The good-natured Stephen Lynch never really imagined a stand-up comedy career for himself – in the beginning, his ambitions stretched no further than making his college buddies laugh. “I was a theatre major at a state university,” he explains, “living in a house in Kalamazoo, Michigan, with about eight or nine of us. It was a big old place in what was insensitively referred to as the student ghetto. I lived with a mix of theatre people, like me, and dirty punk rock people.” Lynch found himself drawn to the punks – and to the guitars that they left lying around. “I knew how to play the piano, but there’s not a whole lot of that in punk,” he says with a laugh. “Living there is where I first learned to play the guitar.” Comedy soon followed
There were many times, Lynch tells me, when the bong was being passed around, and everyone was trying to crack one another up – as, let’s face it, is an unbeatable form of entertainment at that age. “I’d pick up a guitar and start making up funny songs,” he says. “I did it just to amuse myself and those around me, and never thought it would be anything but a hobby, then I woke up a decade later and realised it was my career, so I quit my job and decided to go for it fulltime. It just happened – it was never my intention to get into the world of comedy. I don’t know much about comedy, to be honest with you, but I love playing music, so I got to sneak in the back door of a life where I get to play songs for people. No matter the subject matter, I’m happy.”
Lynch’s debut album A Little Bit Special was released in 2000 – it featured an array of comedy songs both affectionate and mocking, with subject matter ranging from testicular anxiety to Jim Henson. He has written songs about abortion, and about the Special Olympics, and I ask if, over the course of his career, he’s found any subject too touchy, or perhaps one that’s just plain off-limits. “I definitely have that feeling about songs I’ve written,” he says. “I mean, I wrote that song about the Special Olympics when I was 19 or 20. I would never write something like that today, but you’re a different person when you’re young. I’ve learned form that song, and as I’ve gotten older, my focus is more on directing the humour in the music at myself, or at least at someone deserving.”
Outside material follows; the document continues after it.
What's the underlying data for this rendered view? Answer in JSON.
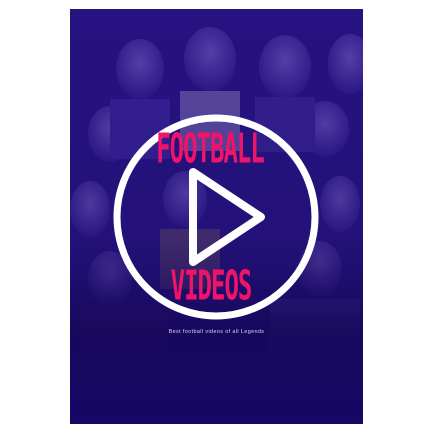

Though comedy is his trade, Lynch sees himself as a musician first and a joke-teller second. “I have a stable of singer-song writers who I’ve listened to since I was a kid, and I add to that periodically,” he tells me, of his direct musical influences. “When I was a kid, it was Paul Simon, and when I got a bit older, I added Bob Dylan and Joni Mitchell and Neil Young – great musicians with something to say, who can express emotions as well as ideas in songs. These days I listen to Patty Griffin and Iron And Wine and Ryan Adams and still Neil Young.” A few years ago, it occurred to Lynch that since he listened to and loved this kind of music, he might as well take a crack at writing it himself. Though it seems obvious in retrospect, Lynch was amazed at how much his new approach changed his song-writing technique.
In the past, Lynch would start a song with a joke, or at least a lyrical idea, and would then build a song around it. After growing tired of this approach, he decided that instead, he’d start by writing music he loved and let the lyrics flow from there. His most recent album, Lion, is his first to be written this way. “It was a very difficult process,” he says, “and I don’t think I’ve perfected it yet, but I figured it out enough along the way to write 13 songs I feel are pretty good, or at least pretty representative of where I am in my life. That’s why it took three years between the last two records. I threw away the old template, which had become stale and predictable and obvious, and challenged myself. I wanted to do something creatively satisfying.”
Lion was recorded in the country music capital of Nashville, and working there had been a dream of Lynch’s for some time. “I would drive to Nashville from where I live in Michigan,” he explains, “mostly because I wanted to take a big collection of instruments with me. It’s an eight-hour drive that I did probably three or four times, but I loved it, because I drove through some beautiful parts of the world.” He was drawn to the city to work with producer Doug Lancio, whose credits include the likes of Patty Griffin and Steve Earle. “You can’t spit without hitting an incredible musician down there,” Lynch laughs. “I wanted to work with a producer I admired and trusted, someone who could add the textures and layers I wanted to my music, and Doug was the guy. It was a thrilling process, not just to work with him, but to hear my music in the bands of some of the players I so greatly admire.”
Lynch has visited Australia several times over the years, and I ask what exactly we can expect when from his show when he returns. “It’s been a while since I’ve been down there last,” he says, “so I’ll probably play a very healthy combination of songs from the new record, and old ones that I know people will want to hear. I’m bringing a big group of people with me – funny people, great musicians and funny people, so it should be a really great show for everyone.”
BY ALASDAIR DUNCAN